>>>
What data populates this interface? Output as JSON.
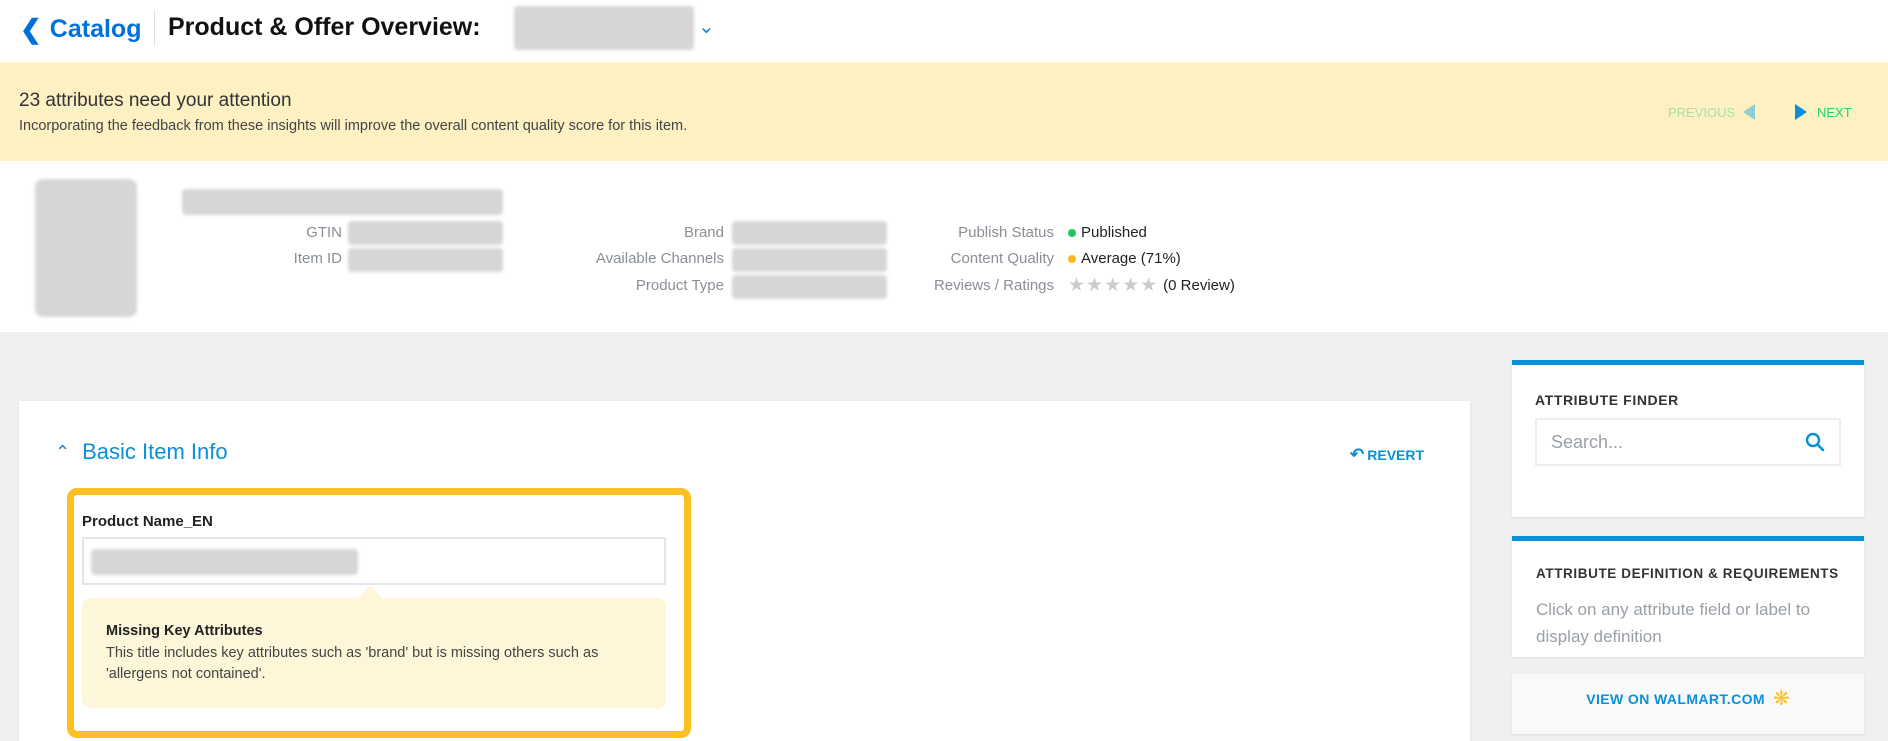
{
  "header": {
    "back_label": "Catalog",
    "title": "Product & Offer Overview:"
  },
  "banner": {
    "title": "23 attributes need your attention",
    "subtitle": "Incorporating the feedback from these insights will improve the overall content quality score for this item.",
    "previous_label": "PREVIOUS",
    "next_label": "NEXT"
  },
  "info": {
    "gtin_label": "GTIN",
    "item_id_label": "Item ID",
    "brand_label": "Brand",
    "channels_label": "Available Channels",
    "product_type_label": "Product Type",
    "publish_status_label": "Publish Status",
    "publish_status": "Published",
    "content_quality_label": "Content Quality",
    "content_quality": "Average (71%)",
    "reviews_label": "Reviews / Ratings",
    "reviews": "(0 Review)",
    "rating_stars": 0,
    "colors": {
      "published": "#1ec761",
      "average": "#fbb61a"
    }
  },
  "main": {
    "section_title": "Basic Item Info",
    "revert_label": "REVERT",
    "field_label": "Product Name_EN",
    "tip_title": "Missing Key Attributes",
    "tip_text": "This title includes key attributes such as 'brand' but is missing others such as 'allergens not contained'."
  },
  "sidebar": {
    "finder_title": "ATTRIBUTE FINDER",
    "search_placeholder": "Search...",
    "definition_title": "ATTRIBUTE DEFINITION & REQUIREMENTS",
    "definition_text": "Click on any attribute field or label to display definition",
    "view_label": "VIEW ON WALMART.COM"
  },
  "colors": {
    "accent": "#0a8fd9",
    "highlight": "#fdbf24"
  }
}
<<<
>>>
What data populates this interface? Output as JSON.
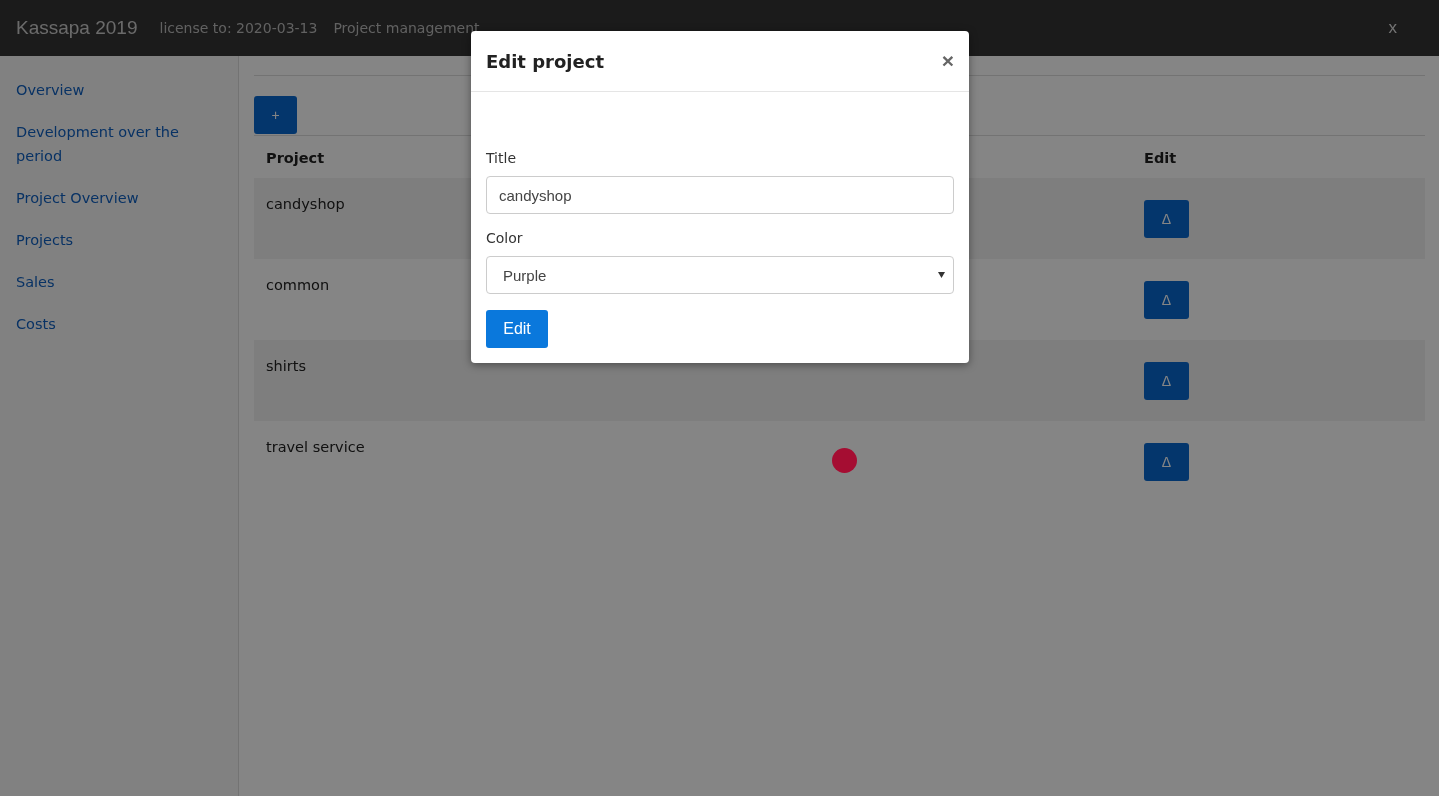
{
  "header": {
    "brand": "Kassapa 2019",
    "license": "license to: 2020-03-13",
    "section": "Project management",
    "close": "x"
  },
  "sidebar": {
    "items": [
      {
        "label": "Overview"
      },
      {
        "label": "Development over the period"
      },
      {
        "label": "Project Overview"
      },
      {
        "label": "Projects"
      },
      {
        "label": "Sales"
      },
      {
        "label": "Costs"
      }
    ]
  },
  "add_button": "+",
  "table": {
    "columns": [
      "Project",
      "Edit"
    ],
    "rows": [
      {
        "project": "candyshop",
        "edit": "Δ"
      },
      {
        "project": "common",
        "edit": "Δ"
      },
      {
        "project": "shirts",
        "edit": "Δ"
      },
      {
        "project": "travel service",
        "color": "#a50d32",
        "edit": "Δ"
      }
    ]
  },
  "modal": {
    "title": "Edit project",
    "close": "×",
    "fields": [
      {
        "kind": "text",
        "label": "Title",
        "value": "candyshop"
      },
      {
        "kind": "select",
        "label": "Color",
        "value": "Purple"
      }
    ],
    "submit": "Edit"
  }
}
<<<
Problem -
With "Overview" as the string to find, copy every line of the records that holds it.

Result for this exercise -
    "title": "Product & Offer Overview:"
        "label": "Overview"
        "label": "Project Overview"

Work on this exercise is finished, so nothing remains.